Freedom Through Confession

Last year, my feelings surprised me when I pulled into my youngest kid’s school parking lot. I hadn’t driven on that same pavement for about two years. The last time I drove in, I was pulling my oldest son, Will, out of the school because of severe bullying and a threat to his life. Over the summer,  I mentioned to my youngest child Grant, numerous times, that I would gladly enroll him in the school where Will transferred to and had great success. However, Grant always replied, “I want to go where my friends are going, not where Will went.” I couldn’t blame him. I would want the same thing, so I let it be. But on the morning of registration, once I entered the school campus, I felt like screaming, “NO, I CAN’T LET YOU IN THERE!”

I didn’t want Grant to walk in the school because he is my youngest child and has been through enough. He nearly died of asthma as an infant, and in second grade, he was taken via flight for life to the ICU for stroke-like symptoms. He’s strong, but I don’t know if I could handle another threat to his life. I’d heard from other moms that bullying was still a problem at the school and I was distraught. As I got out of my car and walked down the main entrance, I continued to experience raw emotion boiling inside of me. I needed to talk to God, but at that moment, my focus was getting Grant registered for school and then getting out of there!

It wasn’t until a few days after registration that I spent time asking Jesus to help me with the bitterness I was holding against the school. As I was praying, I looked up the definition of bitterness because I wanted to understand the true meaning. I found that Google defines bitterness as “anger and disappointment at being treated unfairly; resentment.” Right after I read that clear definition, a light went off in my head because I finally understood the underlying issue of my heart.

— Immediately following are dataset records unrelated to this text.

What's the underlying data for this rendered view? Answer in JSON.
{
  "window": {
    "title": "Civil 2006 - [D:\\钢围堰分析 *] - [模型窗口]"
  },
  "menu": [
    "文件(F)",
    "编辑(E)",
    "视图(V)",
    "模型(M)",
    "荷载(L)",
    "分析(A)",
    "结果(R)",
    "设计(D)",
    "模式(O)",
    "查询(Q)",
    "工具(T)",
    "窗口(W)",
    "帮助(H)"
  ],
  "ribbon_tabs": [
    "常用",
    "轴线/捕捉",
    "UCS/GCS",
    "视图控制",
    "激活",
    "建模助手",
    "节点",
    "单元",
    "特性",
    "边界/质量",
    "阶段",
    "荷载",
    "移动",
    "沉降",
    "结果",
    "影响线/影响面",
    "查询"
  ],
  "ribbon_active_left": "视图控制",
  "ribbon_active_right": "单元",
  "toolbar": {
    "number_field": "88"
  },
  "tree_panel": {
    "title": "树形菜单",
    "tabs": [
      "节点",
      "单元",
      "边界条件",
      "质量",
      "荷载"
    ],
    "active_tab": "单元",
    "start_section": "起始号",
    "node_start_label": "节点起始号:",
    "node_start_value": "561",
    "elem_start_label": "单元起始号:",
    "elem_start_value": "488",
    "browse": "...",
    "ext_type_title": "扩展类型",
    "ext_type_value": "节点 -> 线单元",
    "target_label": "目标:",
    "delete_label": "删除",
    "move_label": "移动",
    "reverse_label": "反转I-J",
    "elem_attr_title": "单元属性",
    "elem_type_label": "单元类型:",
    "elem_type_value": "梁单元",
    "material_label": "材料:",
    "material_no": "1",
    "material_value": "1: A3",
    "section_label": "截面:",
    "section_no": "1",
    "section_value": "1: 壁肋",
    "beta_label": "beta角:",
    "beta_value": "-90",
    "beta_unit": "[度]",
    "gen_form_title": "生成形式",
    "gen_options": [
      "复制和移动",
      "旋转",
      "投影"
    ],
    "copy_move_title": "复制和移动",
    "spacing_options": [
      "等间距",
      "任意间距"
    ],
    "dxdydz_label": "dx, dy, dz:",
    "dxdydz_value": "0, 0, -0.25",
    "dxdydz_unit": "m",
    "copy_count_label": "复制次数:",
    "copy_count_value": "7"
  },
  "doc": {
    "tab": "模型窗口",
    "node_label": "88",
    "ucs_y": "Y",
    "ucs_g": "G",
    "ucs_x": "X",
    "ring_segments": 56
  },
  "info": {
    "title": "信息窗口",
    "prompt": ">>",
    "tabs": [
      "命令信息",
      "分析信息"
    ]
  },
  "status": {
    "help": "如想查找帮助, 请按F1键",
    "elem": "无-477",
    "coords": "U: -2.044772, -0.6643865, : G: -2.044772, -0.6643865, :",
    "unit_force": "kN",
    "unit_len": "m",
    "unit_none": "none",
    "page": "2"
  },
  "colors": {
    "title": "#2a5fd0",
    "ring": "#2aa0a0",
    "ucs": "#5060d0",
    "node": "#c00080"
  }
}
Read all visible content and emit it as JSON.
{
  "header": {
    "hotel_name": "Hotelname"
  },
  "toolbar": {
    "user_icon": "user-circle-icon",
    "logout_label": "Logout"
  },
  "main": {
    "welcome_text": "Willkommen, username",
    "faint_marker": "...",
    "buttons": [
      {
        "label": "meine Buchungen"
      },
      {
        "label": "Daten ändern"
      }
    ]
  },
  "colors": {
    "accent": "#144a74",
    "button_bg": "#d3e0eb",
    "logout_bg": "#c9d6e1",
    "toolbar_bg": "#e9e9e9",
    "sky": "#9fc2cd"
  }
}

As I continued to pray, I was still in shock at how that definition perfectly defined what was occurring in the depths of my heart and mind. I became fully aware that I was holding on to the extreme disappointment, causing bitterness to rise in my heart. It also made me realize how my heart was crushed because of the way Will was bullied. It was so unfair. I needed Jesus to heal my wounded heart.

So, with the definition of bitterness fresh in my mind, I knew exactly how to pray. I said, “Jesus, I am disappointed and hurt by the way Will was treated at school. (I inserted the kid’s name) mistreated him, and the administration didn’t do what was necessary. God, will you forgive me for the bitterness I’ve held against (school name)?” 

After that simple prayer, I felt a breakthrough. There are times that I have to set my mind on things above when I go into the school, but just as Sally Burke (Moms in Prayer President) has commissioned us to pray deeper for schools, I’m doing it! And praying deeper for the schools is not only changing my kid’s school, but it’s also changing me.

I hope through my realization of naming and then asking God to forgive me for bitterness (anger, disappointment, resentment), you too can take this into practice when you are in your confession time at your Moms in Prayer group or even in your personal prayer time. I know there is freedom when we ask God to forgive.

Scriptures to Review

Ephesians 4:31 NIV

Get rid of all bitterness, rage, and anger, brawling and slander, along with every form of malice.  Be kind and compassionate to one another, forgiving each other, just as in Christ God forgave you.

Hebrews 12:15 TPT

Watch over each other to make sure that no one misses the revelation of God’s grace. And make sure no one lives with a root of bitterness sprouting within them which will only cause trouble and poison the hearts of many.

Isaiah 1:18 ESV

“Come now, let us reason together, says the LORD: though your sins are like scarlet, they shall be as white as snow; though they are red like crimson, they shall become like wool.”

Ephesians 1:7 NLT

He is so rich in kindness and grace that he purchased our freedom with the blood of his Son and forgave our sins.

Psalm 103:12 NLT

He has removed our sins as far from us as the east is from the west.

Andrea Catlett has a practical theology degree and is currently finishing her master’s in ministry at Portland Seminary. Throughout her life, she has served in a wide variety of ministries and loves being involved in Moms in Prayer. She serves as an Area Coordinator, and the Moms in Prayer Colorado Special Needs Facilitator. She has found connecting to God and then connecting to others as her life calling. Find out more about Andrea on Facebook, Twitter, or Instagram, as well as her blog Andrea’s Heart Expressed.